■ Aim of the exercise:
Write only the number of lines below in which "internet" occurs.

Data entries
*****

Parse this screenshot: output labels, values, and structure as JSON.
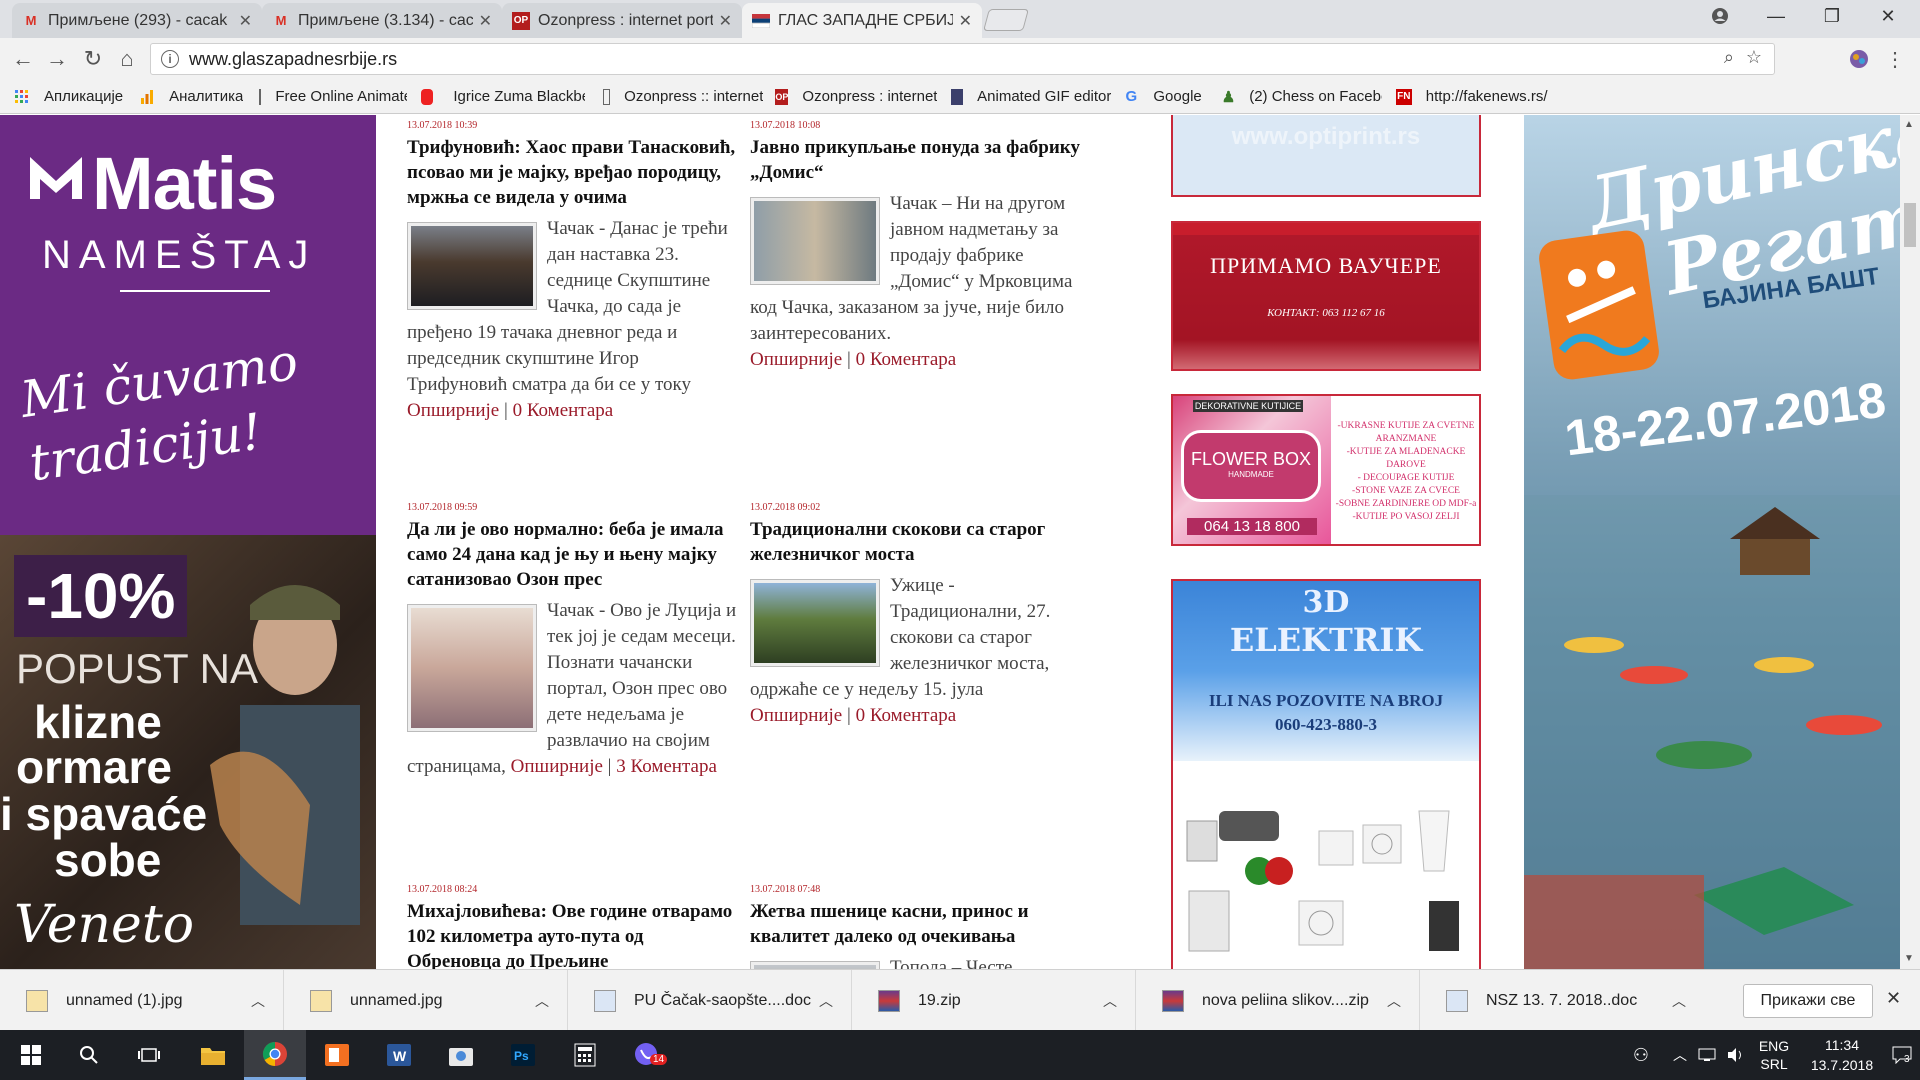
{
  "browser": {
    "tabs": [
      {
        "title": "Примљене (293) - cacak",
        "icon": "gmail-icon",
        "active": false
      },
      {
        "title": "Примљене (3.134) - caca",
        "icon": "gmail-icon",
        "active": false
      },
      {
        "title": "Ozonpress : internet port",
        "icon": "ozonpress-icon",
        "active": false
      },
      {
        "title": "ГЛАС ЗАПАДНЕ СРБИЈЕ",
        "icon": "flag-icon",
        "active": true
      }
    ],
    "url": "www.glaszapadnesrbije.rs",
    "bookmarks": [
      {
        "label": "Апликације",
        "icon": "apps-grid-icon"
      },
      {
        "label": "Аналитика",
        "icon": "analytics-icon"
      },
      {
        "label": "Free Online Animate",
        "icon": "page-icon"
      },
      {
        "label": "",
        "icon": "red-app-icon"
      },
      {
        "label": "Igrice Zuma Blackbe",
        "icon": ""
      },
      {
        "label": "Ozonpress :: internet",
        "icon": "page-icon"
      },
      {
        "label": "Ozonpress : internet",
        "icon": "ozonpress-icon"
      },
      {
        "label": "Animated GIF editor",
        "icon": "gif-icon"
      },
      {
        "label": "Google",
        "icon": "google-icon"
      },
      {
        "label": "(2) Chess on Facebo",
        "icon": "chess-icon"
      },
      {
        "label": "http://fakenews.rs/",
        "icon": "fn-icon"
      }
    ]
  },
  "ads": {
    "left": {
      "brand": "Matis",
      "sub": "NAMEŠTAJ",
      "slogan": "Mi čuvamo tradiciju!",
      "discount": "-10%",
      "promo1": "POPUST NA",
      "promo2": "klizne",
      "promo3": "ormare",
      "promo4": "i spavaće",
      "promo5": "sobe",
      "signature": "Veneto"
    },
    "right": {
      "title1": "Дринска",
      "title2": "Регата",
      "place": "БАЈИНА БАШТ",
      "dates": "18-22.07.2018"
    },
    "sidebar": {
      "top_text": "www.optiprint.rs",
      "voucher_title": "ПРИМАМО ВАУЧЕРЕ",
      "voucher_contact": "КОНТАКТ: 063 112 67 16",
      "flower_header": "DEKORATIVNE KUTIJICE",
      "flower_brand": "FLOWER BOX",
      "flower_sub": "HANDMADE",
      "flower_phone": "064 13 18 800",
      "flower_list": [
        "-UKRASNE KUTIJE ZA CVETNE ARANZMANE",
        "-KUTIJE ZA MLADENACKE DAROVE",
        "- DECOUPAGE KUTIJE",
        "-STONE VAZE ZA CVECE",
        "-SOBNE ZARDINJERE OD MDF-a",
        "-KUTIJE PO VASOJ ZELJI"
      ],
      "elektrik_3d": "3D",
      "elektrik_name": "ELEKTRIK",
      "elektrik_call": "ILI NAS POZOVITE NA BROJ",
      "elektrik_phone": "060-423-880-3"
    }
  },
  "articles": [
    {
      "date": "13.07.2018 10:39",
      "title": "Трифуновић: Хаос прави Танасковић, псовао ми је мајку, вређао породицу, мржња се видела у очима",
      "body": "Чачак - Данас је трећи дан наставка 23. седнице Скупштине Чачка, до сада је пређено 19 тачака дневног реда и председник скупштине Игор Трифуновић сматра да би се у току",
      "more": "Опширније",
      "sep": " | ",
      "comments": "0 Коментара"
    },
    {
      "date": "13.07.2018 10:08",
      "title": "Јавно прикупљање понуда за фабрику „Домис“",
      "body": "Чачак – Ни на другом јавном надметању за продају фабрике „Домис“ у Мрковцима код Чачка, заказаном за јуче, није било заинтересованих.",
      "more": "Опширније",
      "sep": " | ",
      "comments": "0 Коментара"
    },
    {
      "date": "13.07.2018 09:59",
      "title": "Да ли је ово нормално: беба је имала само 24 дана кад је њу и њену мајку сатанизовао Озон прес",
      "body": "Чачак - Ово је Луција и тек јој је седам месеци. Познати чачански портал, Озон прес ово дете недељама је развлачио на својим страницама,",
      "more": "Опширније",
      "sep": " | ",
      "comments": "3 Коментара"
    },
    {
      "date": "13.07.2018 09:02",
      "title": "Традиционални скокови са старог железничког моста",
      "body": "Ужице - Традиционални, 27. скокови са старог железничког моста, одржаће се у недељу 15. јула",
      "more": "Опширније",
      "sep": " | ",
      "comments": "0 Коментара"
    },
    {
      "date": "13.07.2018 08:24",
      "title": "Михајловићева: Ове године отварамо 102 километра ауто-пута од Обреновца до Прељине",
      "body": "",
      "more": "",
      "sep": "",
      "comments": ""
    },
    {
      "date": "13.07.2018 07:48",
      "title": "Жетва пшенице касни, принос и квалитет далеко од очекивања",
      "body": "Топола – Честе",
      "more": "",
      "sep": "",
      "comments": ""
    }
  ],
  "downloads": {
    "items": [
      {
        "name": "unnamed (1).jpg",
        "icon": "image-file-icon"
      },
      {
        "name": "unnamed.jpg",
        "icon": "image-file-icon"
      },
      {
        "name": "PU Čačak-saopšte....doc",
        "icon": "doc-file-icon"
      },
      {
        "name": "19.zip",
        "icon": "zip-file-icon"
      },
      {
        "name": "nova peliina slikov....zip",
        "icon": "zip-file-icon"
      },
      {
        "name": "NSZ 13. 7. 2018..doc",
        "icon": "doc-file-icon"
      }
    ],
    "show_all": "Прикажи све"
  },
  "taskbar": {
    "lang_top": "ENG",
    "lang_bottom": "SRL",
    "time": "11:34",
    "date": "13.7.2018",
    "notifications": "3",
    "viber_badge": "14"
  },
  "colors": {
    "accent_red": "#9a1b2a",
    "date_red": "#b3262b",
    "matis_purple": "#6b2a84",
    "taskbar": "#1c1f24"
  }
}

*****

■ Answer to this task:
3